The distinguished biblical scholar and researcher Arnold Bogumil Ehrlich was born in Włodawa in 1848. Well-versed in the Bible and the Talmud, he worked in the Berlin Royal Library and, at the age of 30, emigrated to the USA. Reportedly, he could speak 39 languages. In 1899–1901, he published a three-volume work, Mikra Ki-fshuta (The Bible Literal Meaning), a critical analysis of the Bible. Together with a German professor, Franz Delitzsch, he translated the New Testament into Hebrew. He also translated the Book of Psalms into German. He died in New York in 1919.
Authors: Paweł Sygowski, Monika Tarajko,
- Former synagogue complex (18th c.), currently the Museum, 7 Czerwonego Krzyża St., +48 82 5722 178, [email protected]
- Pauline monastery: The Church of St. Louis (1739–1780), the monastery building (1711–1717), 7 Klasztorna St.
- Orthodox Church of the Birth of the Blessed Virgin Mary (1840–1842); an Orthodox graveyard (19th c.); an Orthodox presbytery (19th c.), 11a Kościelna St.
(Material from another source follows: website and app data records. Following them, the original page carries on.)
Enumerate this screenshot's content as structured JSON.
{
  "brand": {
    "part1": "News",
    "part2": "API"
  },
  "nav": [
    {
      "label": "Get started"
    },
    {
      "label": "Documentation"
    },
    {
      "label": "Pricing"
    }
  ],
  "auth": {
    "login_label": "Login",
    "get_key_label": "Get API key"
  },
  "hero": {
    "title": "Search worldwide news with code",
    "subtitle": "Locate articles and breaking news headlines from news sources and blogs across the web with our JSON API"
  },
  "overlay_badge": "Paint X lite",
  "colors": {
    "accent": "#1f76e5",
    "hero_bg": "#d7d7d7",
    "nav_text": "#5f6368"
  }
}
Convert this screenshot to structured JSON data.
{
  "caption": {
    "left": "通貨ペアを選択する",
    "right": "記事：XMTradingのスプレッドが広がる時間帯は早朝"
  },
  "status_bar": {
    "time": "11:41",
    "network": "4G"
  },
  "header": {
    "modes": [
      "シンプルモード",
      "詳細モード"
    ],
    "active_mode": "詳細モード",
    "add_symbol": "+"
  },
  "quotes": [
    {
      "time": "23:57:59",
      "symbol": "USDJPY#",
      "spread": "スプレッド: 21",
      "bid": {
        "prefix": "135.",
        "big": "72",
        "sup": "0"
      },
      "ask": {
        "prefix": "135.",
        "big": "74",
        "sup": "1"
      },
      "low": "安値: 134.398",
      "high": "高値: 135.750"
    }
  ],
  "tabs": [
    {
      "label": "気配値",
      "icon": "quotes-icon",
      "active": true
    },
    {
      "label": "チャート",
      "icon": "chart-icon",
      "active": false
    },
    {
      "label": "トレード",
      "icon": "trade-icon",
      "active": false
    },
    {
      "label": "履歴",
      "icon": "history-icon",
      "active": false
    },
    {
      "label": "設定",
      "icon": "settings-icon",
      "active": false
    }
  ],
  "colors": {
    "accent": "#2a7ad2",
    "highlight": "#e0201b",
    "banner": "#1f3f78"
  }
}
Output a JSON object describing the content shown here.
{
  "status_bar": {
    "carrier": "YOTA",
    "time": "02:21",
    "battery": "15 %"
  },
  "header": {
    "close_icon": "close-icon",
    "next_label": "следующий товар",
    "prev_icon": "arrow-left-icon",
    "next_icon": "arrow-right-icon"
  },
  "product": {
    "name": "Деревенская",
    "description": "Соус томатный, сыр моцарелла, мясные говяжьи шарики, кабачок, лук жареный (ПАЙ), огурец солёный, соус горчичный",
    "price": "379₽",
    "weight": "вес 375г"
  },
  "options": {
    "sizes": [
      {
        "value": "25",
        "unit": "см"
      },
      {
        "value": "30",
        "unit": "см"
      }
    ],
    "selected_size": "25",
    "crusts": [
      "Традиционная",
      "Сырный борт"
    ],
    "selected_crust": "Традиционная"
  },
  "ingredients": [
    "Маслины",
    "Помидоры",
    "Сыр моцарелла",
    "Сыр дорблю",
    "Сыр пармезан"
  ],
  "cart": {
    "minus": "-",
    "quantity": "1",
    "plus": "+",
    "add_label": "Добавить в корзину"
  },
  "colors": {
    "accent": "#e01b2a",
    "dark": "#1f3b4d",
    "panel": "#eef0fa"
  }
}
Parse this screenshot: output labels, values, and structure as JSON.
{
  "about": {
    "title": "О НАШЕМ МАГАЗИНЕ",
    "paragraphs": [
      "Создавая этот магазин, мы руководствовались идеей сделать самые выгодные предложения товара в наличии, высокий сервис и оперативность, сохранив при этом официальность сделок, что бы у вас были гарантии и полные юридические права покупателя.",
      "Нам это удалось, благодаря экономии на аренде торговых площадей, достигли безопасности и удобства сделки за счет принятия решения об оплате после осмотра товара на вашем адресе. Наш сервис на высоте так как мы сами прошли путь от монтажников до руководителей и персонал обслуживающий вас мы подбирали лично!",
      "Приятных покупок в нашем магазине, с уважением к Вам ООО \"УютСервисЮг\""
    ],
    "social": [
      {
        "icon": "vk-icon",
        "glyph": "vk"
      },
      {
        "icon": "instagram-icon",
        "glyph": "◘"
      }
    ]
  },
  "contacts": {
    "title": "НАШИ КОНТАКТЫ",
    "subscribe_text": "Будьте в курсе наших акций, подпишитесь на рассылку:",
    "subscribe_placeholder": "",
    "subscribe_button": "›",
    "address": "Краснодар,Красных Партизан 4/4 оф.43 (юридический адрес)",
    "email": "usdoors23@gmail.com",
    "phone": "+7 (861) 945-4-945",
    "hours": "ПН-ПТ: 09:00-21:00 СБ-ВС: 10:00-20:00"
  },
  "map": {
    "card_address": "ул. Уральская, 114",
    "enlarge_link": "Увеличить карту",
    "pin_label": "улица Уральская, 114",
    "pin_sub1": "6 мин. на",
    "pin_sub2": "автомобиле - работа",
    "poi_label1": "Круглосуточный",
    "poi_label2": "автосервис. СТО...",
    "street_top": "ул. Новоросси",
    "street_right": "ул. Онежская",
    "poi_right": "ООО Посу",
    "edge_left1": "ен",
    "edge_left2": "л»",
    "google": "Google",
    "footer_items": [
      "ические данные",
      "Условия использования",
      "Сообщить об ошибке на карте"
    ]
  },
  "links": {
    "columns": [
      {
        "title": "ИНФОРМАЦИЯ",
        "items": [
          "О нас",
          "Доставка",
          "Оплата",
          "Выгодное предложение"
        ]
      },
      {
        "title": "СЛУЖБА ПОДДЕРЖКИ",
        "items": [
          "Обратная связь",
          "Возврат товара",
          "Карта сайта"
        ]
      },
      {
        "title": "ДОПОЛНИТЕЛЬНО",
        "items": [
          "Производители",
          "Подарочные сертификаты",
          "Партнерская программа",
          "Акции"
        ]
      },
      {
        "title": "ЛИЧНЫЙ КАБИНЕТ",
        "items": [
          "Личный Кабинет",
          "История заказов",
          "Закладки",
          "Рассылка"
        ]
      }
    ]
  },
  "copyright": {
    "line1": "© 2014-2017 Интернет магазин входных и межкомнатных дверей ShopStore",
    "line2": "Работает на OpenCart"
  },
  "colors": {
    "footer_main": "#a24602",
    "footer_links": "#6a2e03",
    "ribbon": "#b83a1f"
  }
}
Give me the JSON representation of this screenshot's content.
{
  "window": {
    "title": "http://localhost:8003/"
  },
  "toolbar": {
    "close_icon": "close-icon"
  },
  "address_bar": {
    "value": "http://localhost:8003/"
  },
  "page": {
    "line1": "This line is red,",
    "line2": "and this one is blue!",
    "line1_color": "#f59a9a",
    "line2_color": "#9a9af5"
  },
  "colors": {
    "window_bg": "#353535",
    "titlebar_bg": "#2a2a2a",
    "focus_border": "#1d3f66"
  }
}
- Cemeteries: Uniate and Roman Catholic (18th c.), Wyzwolenia Ave.
- The building housing a complex of stalls known as the “Czworobok” (2nd half of the 18th c.), in the middle of the market square.
- The panorama of the town as seen from the bank of the Bug River.
Adampol (6 km): the hunting lodge of the Zamojski family, currently a clinic (1913–1928); a monument commemorating the labour camp and several executions of Jews in 1941–1943.
Różanka (7 km): the remains of a palace and manor complex (18th–19th c.); the Church of St. Augustine (1908–1913); a former centre of folk weaving.
Luta (13 km): a memorial to Jews murdered in a forced labour camp.
Sobibór (18 km): The Museum of the Former Nazi Death Camp in Sobibór, a branch of the State Museum at Majdanek.
Sławatycze (25 km): The Care of Our Lady Orthodox Church (1910–1912); an Orthodox graveyard (19th c.); the Church of Our Lady of the Rosary (1913–1919); a Jewish cemetery, Polna St.; a mass grave of people killed during the deportation of the Jewish community in 1942.
Hola (29 km): the wooden Orthodox Church of St. Paraskeva and St. Anthony of the Caves (1702); the bell tower of an Orthodox church (1898); the Skansen of Material Culture of Chełm Land and Podolia. The Hola fair is held in July.
Romanów (29 km): a manor house, currently the Museum of Józef Ignacy Kraszewski (early 19th c.); St. Anne’s Chapel (early 19th c.).
Jabłeczna (31 km): a monastery complex: An Orthodox monastery (1838–1840) with a miraculous icon of St.Onuphrius (15th c.), a gate bell tower (1840), a monastery building (around 1840), the former house of the monastery governer (19th/20th c.); wooden chapels of the Dormition of the Theotokos and the Holy Spirit (1900–1908); a wooden Unite church, currently the Church of the Transfiguration of the Lord (1752); two post mills (Pol.: koźlak) (1889, 1926); a granary (1889).
Sawin (31 km): a Jewish cemetery (18th c.); the Church of the Transfiguration of the Lord (1731–1740); a hospital with a poorhouse (1757).
Sosnowica (35 km): the Sosnowski family manor (18thc.);Holy Trinity Church (1797); the Orthodox Church of the Holy Apostles Peter and Paul (1891–1893); cemeteries: Roman Catholic, Orthodox, and Jewish (19th c.).
Wereszczyn (37 km): a monument commemorating the execution of approx. 150 Jews; a wooden manor house (early 20th c.); the wooden Church of St. Stanislaus the Bishop and Martyr and the Holy Trinity (1783); the tomb of the Rulikowski family (2nd half of the 19th c.).
Uhrusk (39 km): The Church of John the Baptist (1672–1676); the Church of the Dormition of the Blessed Virgin Mary (1849); a RomanCatholic cemetery (18th c.); an Orthodox cemetery (2nd half of the 19th c.); the former palace of the Niemirycz family, currently a branch of the University of Life Sciences in Lublin (19th c.).
Kodeń (44 km): The Shrine of Our Lady of Kodeń, Queen of Podlasie and Mother of Unity,located on the site of the former residence of the Sapieha family: the Calvary of Kodeń, an Orthodox church – currently the Church of the Holy Spirit (16th c.), the Basilica of St. Anne (1629–1635); a monastery complex of Missionary Oblates of Mary Immaculate, with rose gardens; Placencja Palace (18th c.).
Kostomłoty (50 km): the wooden neo-Uniate Church of St. Nikita (1631); the wooden Orthodox Church of St.Seraphim of Sarov (mid-20th c.).
The Polesie National Park
The Bug River Cycling Path